Sales hasn’t changed all that much in the past century. NCR created the first sales training program in 1894. It taught salesman how to prospect, present products, handle objections and close deals. The process has been refined over the years, but the core principles have remained.
The sales process worked really, really well for over a hundred years, but now the cracks are starting to show. To put it simply, the balance of power has shifted since 2000.
Customers know more than sales people
The 70’s, 80’s and 90’s were the glory years for sales people. Executives would take their calls, and value their insights and expertise. Prior to the Google-era, sales people were essential conduits of knowledge. People didn’t go online to find information. They went to their networks. That meant sales people could play a crucial role as connectors.

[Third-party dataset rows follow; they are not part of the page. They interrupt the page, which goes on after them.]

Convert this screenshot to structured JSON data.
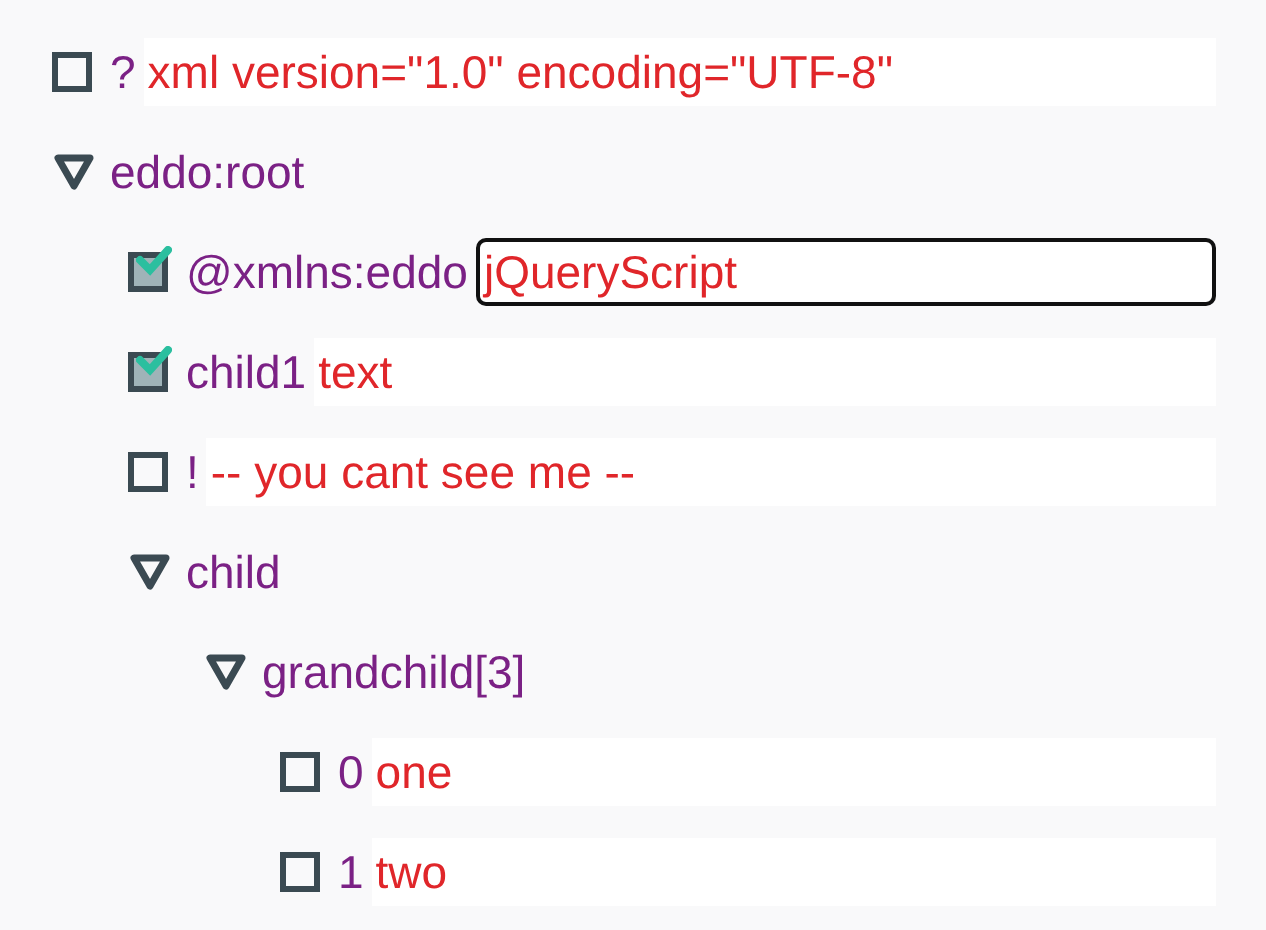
{
  "nodes": [
    {
      "kind": "leaf",
      "name": "?",
      "value": "xml version=\"1.0\" encoding=\"UTF-8\"",
      "checked": false,
      "editing": false
    },
    {
      "kind": "branch",
      "name": "eddo:root",
      "expanded": true,
      "children": [
        {
          "kind": "leaf",
          "name": "@xmlns:eddo",
          "value": "jQueryScript",
          "checked": true,
          "editing": true
        },
        {
          "kind": "leaf",
          "name": "child1",
          "value": "text",
          "checked": true,
          "editing": false
        },
        {
          "kind": "leaf",
          "name": "!",
          "value": "-- you cant see me --",
          "checked": false,
          "editing": false
        },
        {
          "kind": "branch",
          "name": "child",
          "expanded": true,
          "children": [
            {
              "kind": "branch",
              "name": "grandchild[3]",
              "expanded": true,
              "children": [
                {
                  "kind": "leaf",
                  "name": "0",
                  "value": "one",
                  "checked": false,
                  "editing": false
                },
                {
                  "kind": "leaf",
                  "name": "1",
                  "value": "two",
                  "checked": false,
                  "editing": false
                }
              ]
            }
          ]
        }
      ]
    }
  ]
}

Companies like IBM and Xerox clearly understood the value their sales people brought to the market. They built very large, well trained sales forces. They empowered their sales reps to become subject matter experts.

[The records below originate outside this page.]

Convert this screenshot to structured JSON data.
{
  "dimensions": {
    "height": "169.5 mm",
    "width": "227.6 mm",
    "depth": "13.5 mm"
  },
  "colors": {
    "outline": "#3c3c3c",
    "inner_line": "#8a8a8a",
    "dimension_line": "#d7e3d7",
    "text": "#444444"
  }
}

Since 2000 technology has upset the apple cart. Customers aren’t waiting by their phones for sales people to educate them. They go online, and get information for themselves. As a result, the role of sales people has changed. Rather than educating their customers on their products and services, sales people are facilitating their customers’ buying processes.
Focus on the buying process
Technology has clearly empowered buyers, which means organizations have to adjust their mindset towards sales.
Sales people still play a key role. Customers rely on sales people to evaluate products, understand the fine details, negotiate pricing, and contextualized the solutions for their needs. The sales person’s role has been raised from a disseminator of information, to consultants who solve problems.
Rather than focusing on the sales process and how you get your message out, focus on your customers buying process. Look to your customers for insights on how to sell to them:
- How do your customers go-to-market?
- Where do they get their information?
- How do they evaluate companies and their products and services?
- When do they call a sales person for more information?
The more you understand your customers’ buying process, the better you can adapt your sales and marketing efforts to fit their needs.